Revel becomes fourth Atlantic City casino to close this year

Posted Sep 9, 2014 by Nathan Salant
New Jersey's massive Revel Casino Hotel, a gambling behemoth billed as the key to revitalizing Atlantic City's faltering casinos, shut down completely Tuesday despite state intervention and hundreds of millions of dollars in tax incentives.
The Revel casino hotel in Atlantic City  N.J.  is shown in June 2011.
The Revel casino hotel in Atlantic City, N.J., is shown in June 2011.
Stinkie Pinkie
The 57-story steel tower -- the second-tallest building in New Jersey -- stood silently as gamblers and employees left for the last time, one day after the shutdown of the hotel portion of the gleaming, north boardwalk complex.
What was expected to sparked a recovery had become yet another drag on the resort city's economy, as thousands of jobs were lost.
"It's a sad and bittersweet thing," a bartender leaving for good told The Inquirer newspaper from nearby Philadelphia.
Revel had planned to be a luxury tourist attraction on its own -- it's casino was on the sixth floor, away from the bustle and hustle of the famed boardwalk -- but failed to generate enough interest from visitors seeking top-of-the-line digs or from gamblers, who were not permitted to smoke at the tables.
Revel's announcement in August that it would close in September came as two other casinos -- the Showboat and Trump Plaza -- announced their planned closures this month, too.
The Atlantic Club closed in January.
“I’m certainly not ready to throw in the towel on this," New Jersey's governor, Chris Christie, said in August after the closure announcements," the newspaper said.
"We have a lot of work to do,” he said.
But what else Christie is able to do remains far from clear.
The governor, still a possible candidate to lead the Republican Party's 2016 presidential campaign, had played a major role in getting the Revel to open in the first place after financing dried up in 2010, the newspaper said.
“The completion of Revel and its opening is a turning point for Atlantic City and a clear sign that people once again have faith in the city’s ability to come back,” Christie said at the casino's grand opening in 2012, which included a performance by megastar Beyoncé.
Now, the Revel's shutdown appears to open the governor up to criticism from fellow conservatives who warned against permitting government promote gambling and to support a risky, private venture, the newspaper said.
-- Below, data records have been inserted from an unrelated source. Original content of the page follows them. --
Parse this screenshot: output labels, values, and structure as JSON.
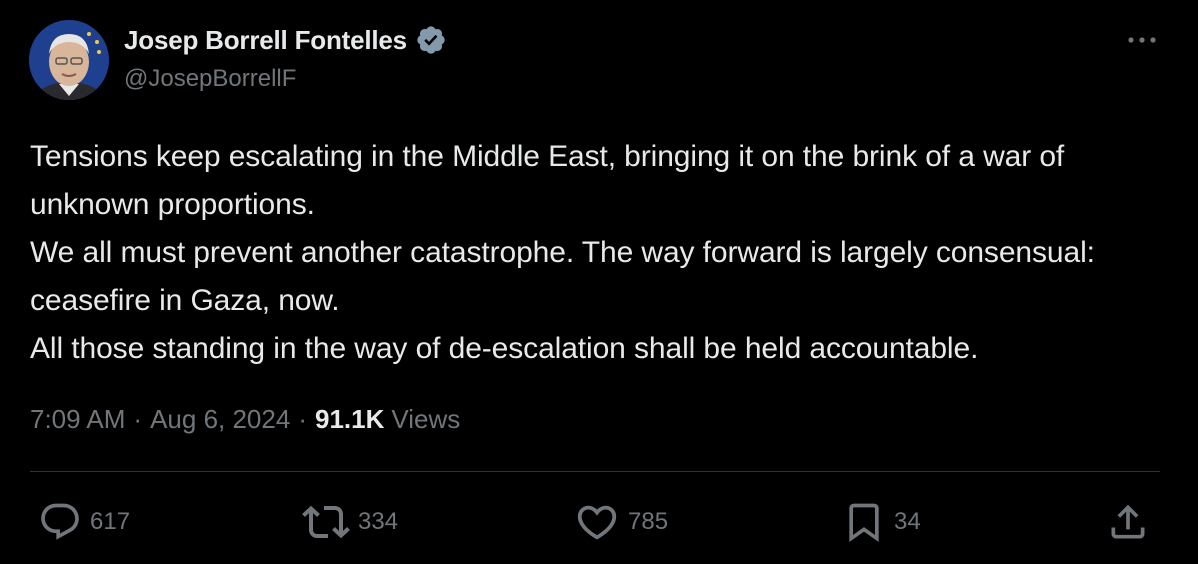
{
  "author": {
    "display_name": "Josep Borrell Fontelles",
    "handle": "@JosepBorrellF",
    "verified_color": "#829aab"
  },
  "tweet": {
    "lines": [
      "Tensions keep escalating in the Middle East, bringing it on the brink of a war of unknown proportions.",
      "We all must prevent another catastrophe. The way forward is largely consensual: ceasefire in Gaza, now.",
      "All those standing in the way of de-escalation shall be held accountable."
    ],
    "time": "7:09 AM",
    "separator": "·",
    "date": "Aug 6, 2024",
    "views_count": "91.1K",
    "views_label": "Views"
  },
  "actions": {
    "replies": {
      "icon": "reply-icon",
      "count": "617"
    },
    "reposts": {
      "icon": "repost-icon",
      "count": "334"
    },
    "likes": {
      "icon": "heart-icon",
      "count": "785"
    },
    "bookmarks": {
      "icon": "bookmark-icon",
      "count": "34"
    },
    "share": {
      "icon": "share-icon"
    }
  },
  "colors": {
    "background": "#000000",
    "text_primary": "#e7e9ea",
    "text_secondary": "#71767b",
    "divider": "#2f3336"
  }
}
Yet even many of those who backed Christie's efforts at first now criticize him for listening to Wall Street investors rather than his predecessor, Democrat Jon Corzine, or local labor unions who warned against opening a multibillion-dollar casino in a troubled economy and with new competition from neighboring states.
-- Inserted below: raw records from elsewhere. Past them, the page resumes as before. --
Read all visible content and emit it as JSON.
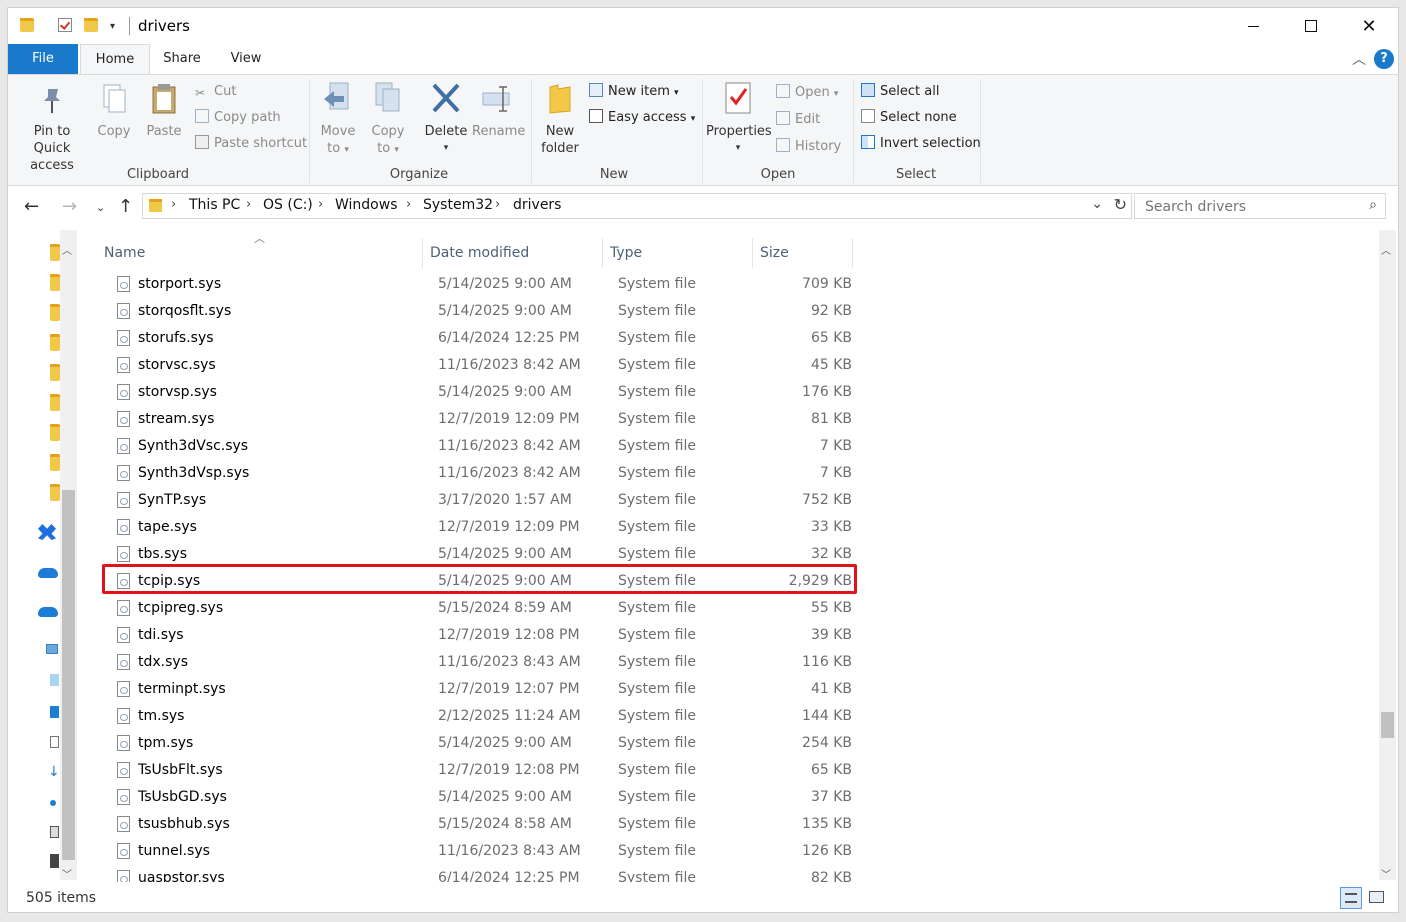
{
  "window": {
    "title": "drivers"
  },
  "ribbon_tabs": [
    "File",
    "Home",
    "Share",
    "View"
  ],
  "help_label": "?",
  "ribbon": {
    "clipboard": {
      "label": "Clipboard",
      "pin": "Pin to Quick access",
      "pin_line1": "Pin to Quick",
      "pin_line2": "access",
      "copy": "Copy",
      "paste": "Paste",
      "cut": "Cut",
      "copy_path": "Copy path",
      "paste_shortcut": "Paste shortcut"
    },
    "organize": {
      "label": "Organize",
      "move_to_line1": "Move",
      "move_to_line2": "to",
      "copy_to_line1": "Copy",
      "copy_to_line2": "to",
      "delete": "Delete",
      "rename": "Rename"
    },
    "new": {
      "label": "New",
      "new_folder_line1": "New",
      "new_folder_line2": "folder",
      "new_item": "New item",
      "easy_access": "Easy access"
    },
    "open": {
      "label": "Open",
      "properties": "Properties",
      "open": "Open",
      "edit": "Edit",
      "history": "History"
    },
    "select": {
      "label": "Select",
      "select_all": "Select all",
      "select_none": "Select none",
      "invert": "Invert selection"
    }
  },
  "breadcrumb": [
    "This PC",
    "OS (C:)",
    "Windows",
    "System32",
    "drivers"
  ],
  "search": {
    "placeholder": "Search drivers"
  },
  "columns": {
    "name": "Name",
    "date": "Date modified",
    "type": "Type",
    "size": "Size"
  },
  "files": [
    {
      "name": "storport.sys",
      "date": "5/14/2025 9:00 AM",
      "type": "System file",
      "size": "709 KB"
    },
    {
      "name": "storqosflt.sys",
      "date": "5/14/2025 9:00 AM",
      "type": "System file",
      "size": "92 KB"
    },
    {
      "name": "storufs.sys",
      "date": "6/14/2024 12:25 PM",
      "type": "System file",
      "size": "65 KB"
    },
    {
      "name": "storvsc.sys",
      "date": "11/16/2023 8:42 AM",
      "type": "System file",
      "size": "45 KB"
    },
    {
      "name": "storvsp.sys",
      "date": "5/14/2025 9:00 AM",
      "type": "System file",
      "size": "176 KB"
    },
    {
      "name": "stream.sys",
      "date": "12/7/2019 12:09 PM",
      "type": "System file",
      "size": "81 KB"
    },
    {
      "name": "Synth3dVsc.sys",
      "date": "11/16/2023 8:42 AM",
      "type": "System file",
      "size": "7 KB"
    },
    {
      "name": "Synth3dVsp.sys",
      "date": "11/16/2023 8:42 AM",
      "type": "System file",
      "size": "7 KB"
    },
    {
      "name": "SynTP.sys",
      "date": "3/17/2020 1:57 AM",
      "type": "System file",
      "size": "752 KB"
    },
    {
      "name": "tape.sys",
      "date": "12/7/2019 12:09 PM",
      "type": "System file",
      "size": "33 KB"
    },
    {
      "name": "tbs.sys",
      "date": "5/14/2025 9:00 AM",
      "type": "System file",
      "size": "32 KB"
    },
    {
      "name": "tcpip.sys",
      "date": "5/14/2025 9:00 AM",
      "type": "System file",
      "size": "2,929 KB"
    },
    {
      "name": "tcpipreg.sys",
      "date": "5/15/2024 8:59 AM",
      "type": "System file",
      "size": "55 KB"
    },
    {
      "name": "tdi.sys",
      "date": "12/7/2019 12:08 PM",
      "type": "System file",
      "size": "39 KB"
    },
    {
      "name": "tdx.sys",
      "date": "11/16/2023 8:43 AM",
      "type": "System file",
      "size": "116 KB"
    },
    {
      "name": "terminpt.sys",
      "date": "12/7/2019 12:07 PM",
      "type": "System file",
      "size": "41 KB"
    },
    {
      "name": "tm.sys",
      "date": "2/12/2025 11:24 AM",
      "type": "System file",
      "size": "144 KB"
    },
    {
      "name": "tpm.sys",
      "date": "5/14/2025 9:00 AM",
      "type": "System file",
      "size": "254 KB"
    },
    {
      "name": "TsUsbFlt.sys",
      "date": "12/7/2019 12:08 PM",
      "type": "System file",
      "size": "65 KB"
    },
    {
      "name": "TsUsbGD.sys",
      "date": "5/14/2025 9:00 AM",
      "type": "System file",
      "size": "37 KB"
    },
    {
      "name": "tsusbhub.sys",
      "date": "5/15/2024 8:58 AM",
      "type": "System file",
      "size": "135 KB"
    },
    {
      "name": "tunnel.sys",
      "date": "11/16/2023 8:43 AM",
      "type": "System file",
      "size": "126 KB"
    },
    {
      "name": "uaspstor.sys",
      "date": "6/14/2024 12:25 PM",
      "type": "System file",
      "size": "82 KB"
    }
  ],
  "highlighted_file": "tcpip.sys",
  "status": {
    "items": "505 items"
  },
  "colors": {
    "accent": "#1979ca",
    "highlight": "#e0131a",
    "folder": "#f2c849"
  }
}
“He got duped,” Bob McDevitt, president of Unite Here Local 54, which represents 9,000 casino workers, told the newspaper.
The warnings, McDevitt said, "fell on deaf ears -- they're all complicit in it.”
But Christie supporters also say the governor did a great job to get the Revel opened and running after the half-built complex lost its financing just before he took office in 2010.
Instead of leaving a half-built shell on the city's boardwalk, Christie lured new investors with more than $250 million in tax incentives (which could only be claimed when the Revel made money) and got the facility opened.
Even opposition politicians supported Christie's plans, the newspaper said.
But the Atlantic City casino revenue model, dependent on gamblers from nearby states arriving by bus for a few hours, only was generating about half the income it had 10 years before.
And that was not enough.
The city itself, a tourist mecca decades ago before falling on hard times, still did not generate enough revenue from the casinos to rebuilt and remained a gritty and decaying, prompting casino owners to try to keep tourists inside or on the boardwalk.
"That was a Las Vegas mentality," Atlantic City Mayor Don Guardian told the newspaper.
Casino operators did little to promote redevelopment in the city, preferring to keep tourist dollars for themselves.
As a result, Atlantic City saw some growth, but not nearly enough, according to Elizabeth Cartmell of the Atlantic City Alliance marketing group.
Slot machine revenue has increased less than 9 percent since 2001 even though there are 50 percent more machines in the region, Cartmell told the newspaper.
“What you see is a clear shifting in where the dollars are being spent,” she said.
The average visitor to Atlantic City stays 11 hours but the average visitor to Las Vegas stays three nights, casino lobbyist William Pascrell III told the newspaper.